Darren Maung
Darren is an aspiring writer who wishes to share or create stories to the world and bring humanity together as one. A massive Star Wars nerd and history buff, he finds enjoyable, heart-warming or interesting subjects in any written media.
Published: January 18, 2023
People work during the cleaning and renovation works of the Brazilian Supreme Court building after it was damaged by supporters of Brazilian former President Jair Bolsonaro in Brasilia, on Jan. 17, 2023. (Image: DOUGLAS MAGNO/AFP via Getty Images)

On Jan. 17, Brazil’s attorney general charged dozens suspected of storming government buildings during the riots that occurred earlier in the month.

Since the country’s elections in October 2022, Brazil has been rocked by civilian unrest following the election victory of Luiz Inacio Lula da Silva — better known as Lula.

Action against the crowd

The fledgling members of the prosecutor-general have indicted 39 people for storming the Senate building during the riots — which coincidentally happened on the second anniversary of the Capitol riots in the U.S, the BBC reported.

The charges include “armed criminal association, violent attempt to subvert the democratic state of law, staging a coup and damage to public property,” the prosecutor-general’s office said in a statement.

The riots in Brazil were ignited following the defeat of former president Jair Bolsonaro, who lost to Lula during the elections last year. The latter was previously charged with corruption in 2017, having been imprisoned before the charges were cleared.

Following the storming of several government buildings in the capital of Brasilia, including the presidential palace, and Brazil’s Congress and Supreme Court, the government made more than a thousand arrests, with dozens of police officers reportedly wounded.

The attorney general also requested that the suspects’ assets, worth around 40 million reais (US$7.7 million), be frozen to compensate for the destruction caused. 


Despite the charges placed, authorities cannot prove that the suspects broke any anti-terror laws, for they would have to be indicted for “xenophobia and prejudice based on race, ethnicity or religion.”

During the turmoil, Bolsonaro traveled to the U.S., apparently not wanting to be present during Lula’s inauguration. In Florida, talking to a group of supporters, he called the recent chaos “unbelievable”, Reuters reported.
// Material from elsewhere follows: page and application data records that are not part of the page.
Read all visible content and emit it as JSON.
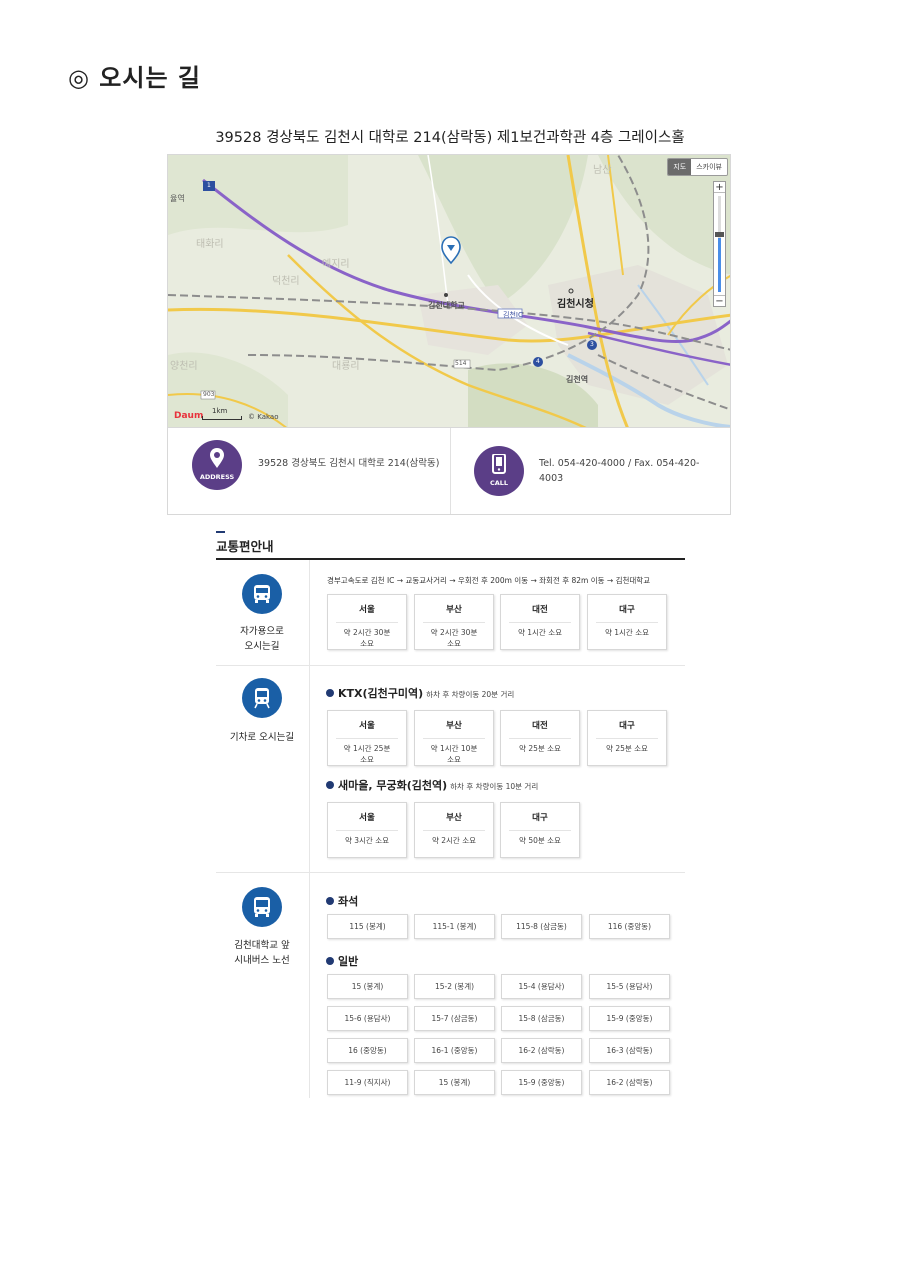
{
  "page": {
    "title": "◎ 오시는 길",
    "address_line": "39528 경상북도 김천시 대학로 214(삼락동) 제1보건과학관 4층 그레이스홀"
  },
  "map": {
    "toggle": [
      "지도",
      "스카이뷰"
    ],
    "labels": {
      "university": "김천대학교",
      "city_hall": "김천시청",
      "station": "김천역",
      "left_station": "율역",
      "ic": "김천IC",
      "faint1": "태화리",
      "faint2": "덕천리",
      "faint3": "예지리",
      "faint4": "대룡리",
      "faint5": "양천리",
      "faint6": "남산",
      "route514": "514",
      "route903": "903",
      "route1": "1",
      "route3": "3",
      "route4": "4"
    },
    "logo": "Daum",
    "scale": "1km",
    "copyright": "© Kakao",
    "zoom_plus": "+",
    "zoom_minus": "−"
  },
  "contact": {
    "address_icon_label": "ADDRESS",
    "address_text": "39528 경상북도 김천시 대학로 214(삼락동)",
    "call_icon_label": "CALL",
    "phone_line1": "Tel. 054-420-4000 / Fax. 054-420-",
    "phone_line2": "4003"
  },
  "transport": {
    "title": "교통편안내",
    "car": {
      "label_line1": "자가용으로",
      "label_line2": "오시는길",
      "route": "경부고속도로 김천 IC → 교동교사거리 → 우회전 후 200m 이동 → 좌회전 후 82m 이동 → 김천대학교",
      "cards": [
        {
          "city": "서울",
          "dur1": "약 2시간 30분",
          "dur2": "소요"
        },
        {
          "city": "부산",
          "dur1": "약 2시간 30분",
          "dur2": "소요"
        },
        {
          "city": "대전",
          "dur1": "약 1시간 소요",
          "dur2": ""
        },
        {
          "city": "대구",
          "dur1": "약 1시간 소요",
          "dur2": ""
        }
      ]
    },
    "train": {
      "label": "기차로 오시는길",
      "ktx_title": "KTX(김천구미역)",
      "ktx_note": "하차 후 차량이동 20분 거리",
      "ktx_cards": [
        {
          "city": "서울",
          "dur1": "약 1시간 25분",
          "dur2": "소요"
        },
        {
          "city": "부산",
          "dur1": "약 1시간 10분",
          "dur2": "소요"
        },
        {
          "city": "대전",
          "dur1": "약 25분 소요",
          "dur2": ""
        },
        {
          "city": "대구",
          "dur1": "약 25분 소요",
          "dur2": ""
        }
      ],
      "local_title": "새마을, 무궁화(김천역)",
      "local_note": "하차 후 차량이동 10분 거리",
      "local_cards": [
        {
          "city": "서울",
          "dur1": "약 3시간 소요",
          "dur2": ""
        },
        {
          "city": "부산",
          "dur1": "약 2시간 소요",
          "dur2": ""
        },
        {
          "city": "대구",
          "dur1": "약 50분 소요",
          "dur2": ""
        }
      ]
    },
    "bus": {
      "label_line1": "김천대학교 앞",
      "label_line2": "시내버스 노선",
      "seat_title": "좌석",
      "seat_routes": [
        "115 (봉계)",
        "115-1 (봉계)",
        "115-8 (삼금동)",
        "116 (중앙동)"
      ],
      "general_title": "일반",
      "general_routes": [
        "15 (봉계)",
        "15-2 (봉계)",
        "15-4 (용담사)",
        "15-5 (용담사)",
        "15-6 (용담사)",
        "15-7 (삼금동)",
        "15-8 (삼금동)",
        "15-9 (중앙동)",
        "16 (중앙동)",
        "16-1 (중앙동)",
        "16-2 (삼락동)",
        "16-3 (삼락동)",
        "11-9 (직지사)",
        "15 (봉계)",
        "15-9 (중앙동)",
        "16-2 (삼락동)"
      ]
    }
  },
  "colors": {
    "purple": "#5b3e87",
    "blue": "#1a5fa6",
    "navy": "#213a73",
    "rail_purple": "#8a63c8"
  }
}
He has continued to deny any involvement in the unrest in Brasilia.

“Unfortunately, people learned, understood what politics is, got to know the political powers, and started to value freedom,” Bolsonaro said.

The Supreme Court is investigating whether Bolsonaro had any part in inciting the violence, with other probes digging for comments he supposedly made during his time as president over “anti-democratic statements.”
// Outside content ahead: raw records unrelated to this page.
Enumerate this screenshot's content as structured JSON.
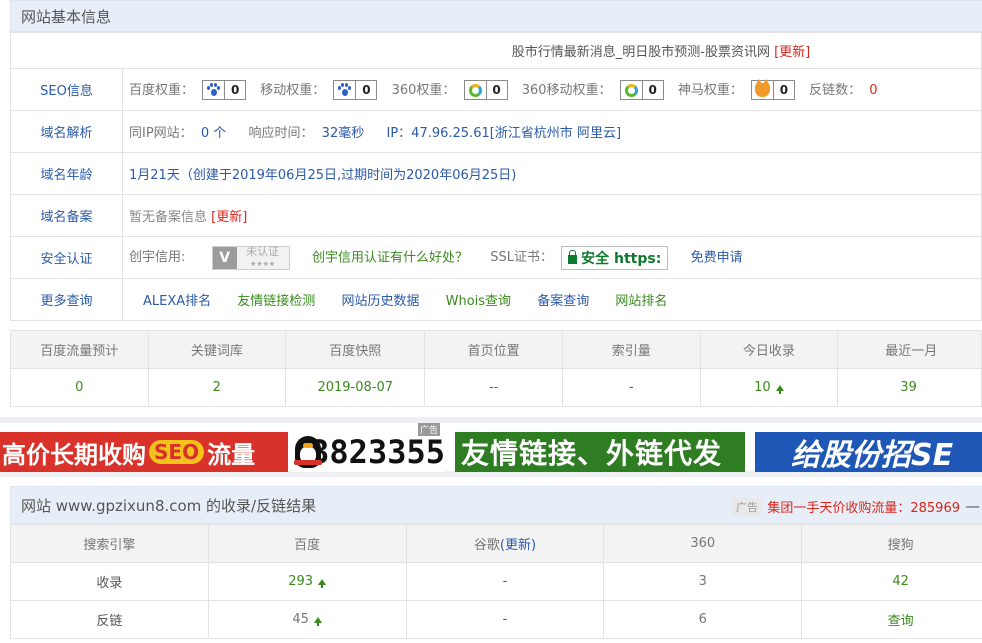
{
  "section_title": "网站基本信息",
  "site_title": "股市行情最新消息_明日股市预测-股票资讯网",
  "update_label": "[更新]",
  "seo": {
    "label": "SEO信息",
    "baidu_label": "百度权重：",
    "baidu_value": "0",
    "mobile_label": "移动权重：",
    "mobile_value": "0",
    "s360_label": "360权重：",
    "s360_value": "0",
    "s360m_label": "360移动权重：",
    "s360m_value": "0",
    "shenma_label": "神马权重：",
    "shenma_value": "0",
    "backlink_label": "反链数：",
    "backlink_value": "0"
  },
  "domain_resolve": {
    "label": "域名解析",
    "same_ip_label": "同IP网站：",
    "same_ip_value": "0 个",
    "response_label": "响应时间：",
    "response_value": "32毫秒",
    "ip_text": "IP：47.96.25.61[浙江省杭州市 阿里云]"
  },
  "domain_age": {
    "label": "域名年龄",
    "value": "1月21天（创建于2019年06月25日,过期时间为2020年06月25日)"
  },
  "domain_icp": {
    "label": "域名备案",
    "value": "暂无备案信息",
    "update": "[更新]"
  },
  "security": {
    "label": "安全认证",
    "chuangyu_label": "创宇信用:",
    "cert_mark": "V",
    "cert_text": "未认证",
    "cert_stars": "★★★★",
    "benefit_link": "创宇信用认证有什么好处？",
    "ssl_label": "SSL证书：",
    "https_text": "安全 https:",
    "free_apply": "免费申请"
  },
  "more": {
    "label": "更多查询",
    "links": [
      "ALEXA排名",
      "友情链接检测",
      "网站历史数据",
      "Whois查询",
      "备案查询",
      "网站排名"
    ]
  },
  "stats": {
    "headers": [
      "百度流量预计",
      "关键词库",
      "百度快照",
      "首页位置",
      "索引量",
      "今日收录",
      "最近一月"
    ],
    "values": [
      "0",
      "2",
      "2019-08-07",
      "--",
      "-",
      "10",
      "39"
    ]
  },
  "ads": {
    "ad1_a": "高价长期收购",
    "ad1_seo": "SEO",
    "ad1_b": "流量",
    "ad2": "3823355",
    "ad2_tag": "广告",
    "ad3": "友情链接、外链代发",
    "ad4": "给股份招SE"
  },
  "result": {
    "title": "网站 www.gpzixun8.com 的收录/反链结果",
    "ad_badge": "广告",
    "ad_link": "集团一手天价收购流量：285969",
    "dash": "—",
    "headers": [
      "搜索引擎",
      "百度",
      "谷歌",
      "360",
      "搜狗"
    ],
    "google_update": "(更新)",
    "rows": [
      {
        "name": "收录",
        "baidu": "293",
        "google": "-",
        "s360": "3",
        "sogou": "42"
      },
      {
        "name": "反链",
        "baidu": "45",
        "google": "-",
        "s360": "6",
        "sogou": "查询"
      }
    ]
  }
}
The Senate’s president, Rodrigo Pacheco, released a list of those suspected of the attacks on Congress, with more charges ready to be laid on alleged rioters.

Lula has also dismissed 40 troops protecting the presidential residence, calling them “complicit” for not preventing the riots from damaging the government buildings, ABC News reported.
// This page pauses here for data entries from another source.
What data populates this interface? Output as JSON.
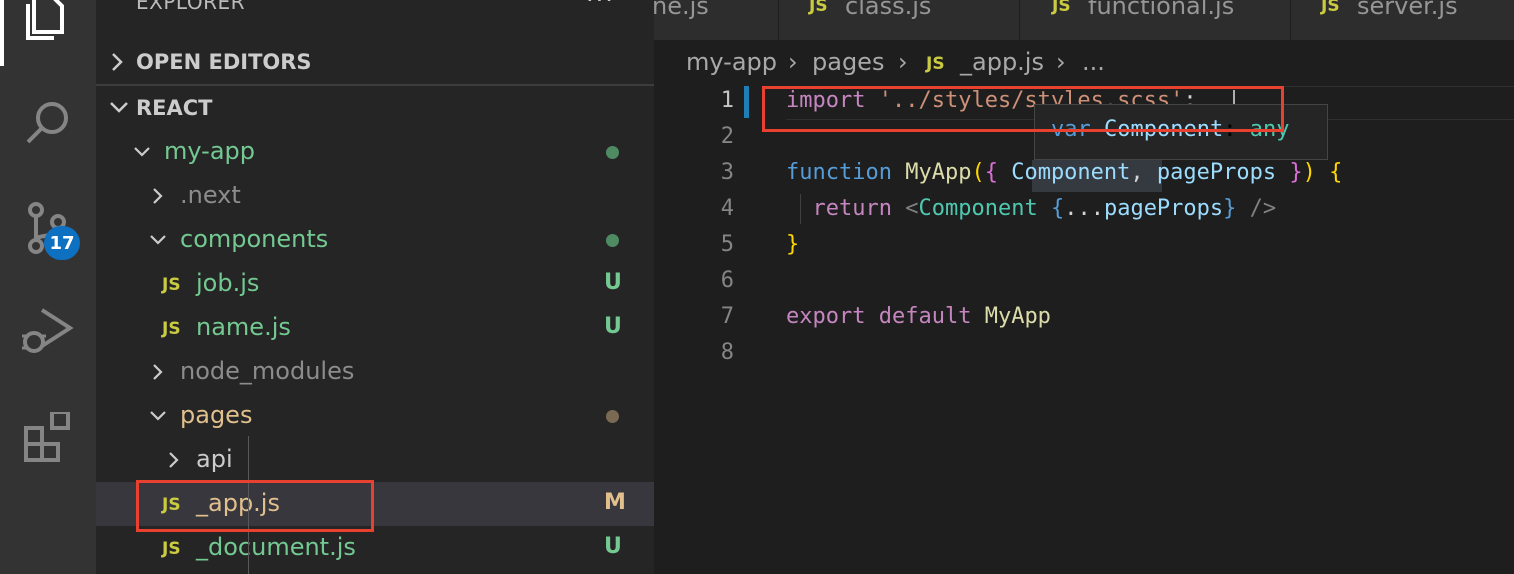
{
  "activity_bar": {
    "scm_badge": "17"
  },
  "sidebar": {
    "header": "EXPLORER",
    "more": "···",
    "sections": {
      "open_editors": "OPEN EDITORS",
      "workspace": "REACT"
    },
    "tree": [
      {
        "label": "my-app",
        "type": "folder",
        "expanded": true,
        "status": "dot",
        "color": "#73c991"
      },
      {
        "label": ".next",
        "type": "folder",
        "expanded": false,
        "status": "",
        "color": "#8c8c8c"
      },
      {
        "label": "components",
        "type": "folder",
        "expanded": true,
        "status": "dot",
        "color": "#73c991"
      },
      {
        "label": "job.js",
        "type": "file",
        "status": "U",
        "color": "#73c991"
      },
      {
        "label": "name.js",
        "type": "file",
        "status": "U",
        "color": "#73c991"
      },
      {
        "label": "node_modules",
        "type": "folder",
        "expanded": false,
        "status": "",
        "color": "#8c8c8c"
      },
      {
        "label": "pages",
        "type": "folder",
        "expanded": true,
        "status": "dot",
        "color": "#e2c08d"
      },
      {
        "label": "api",
        "type": "folder",
        "expanded": false,
        "status": "",
        "color": "#cccccc"
      },
      {
        "label": "_app.js",
        "type": "file",
        "status": "M",
        "color": "#e2c08d"
      },
      {
        "label": "_document.js",
        "type": "file",
        "status": "U",
        "color": "#73c991"
      }
    ],
    "file_icon": "JS"
  },
  "tabs": [
    {
      "label": "ne.js"
    },
    {
      "label": "class.js"
    },
    {
      "label": "functional.js"
    },
    {
      "label": "server.js"
    }
  ],
  "breadcrumb": {
    "parts": [
      "my-app",
      "pages",
      "_app.js",
      "..."
    ],
    "separator": "›"
  },
  "editor": {
    "line_numbers": [
      "1",
      "2",
      "3",
      "4",
      "5",
      "6",
      "7",
      "8"
    ],
    "line1": {
      "kw": "import",
      "str": "'../styles/styles.scss'",
      "semi": ";"
    },
    "line3": {
      "kw": "function",
      "fn": "MyApp",
      "p1": "(",
      "b1": "{",
      "v1": "Component",
      "c": ",",
      "v2": "pageProps",
      "b2": "}",
      "p2": ")",
      "b3": "{"
    },
    "line4": {
      "kw": "return",
      "lt": "<",
      "tag": "Component",
      "ob": "{",
      "spread": "...",
      "v": "pageProps",
      "cb": "}",
      "end": "/>"
    },
    "line5": {
      "b": "}"
    },
    "line7": {
      "kw1": "export",
      "kw2": "default",
      "fn": "MyApp"
    },
    "hover": {
      "kw": "var",
      "name": "Component",
      "colon": ":",
      "type": "any"
    }
  },
  "colors": {
    "annotation_box": "#e8412f",
    "accent": "#0e70c0"
  }
}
According to the BBC, he declared that he would “punish” Bolsonaro’s supporters for the chaos caused.

In other news, Brazilian police reported that they apprehended a second suspect believed to be part of a bomb plot against Lula. The first suspect, named George Washington de Oliveira Sousa, was arrested on Christmas Eve after a bomb was discovered near the airport in Brasilia — the location of the president’s inauguration. A third suspect is still on the run.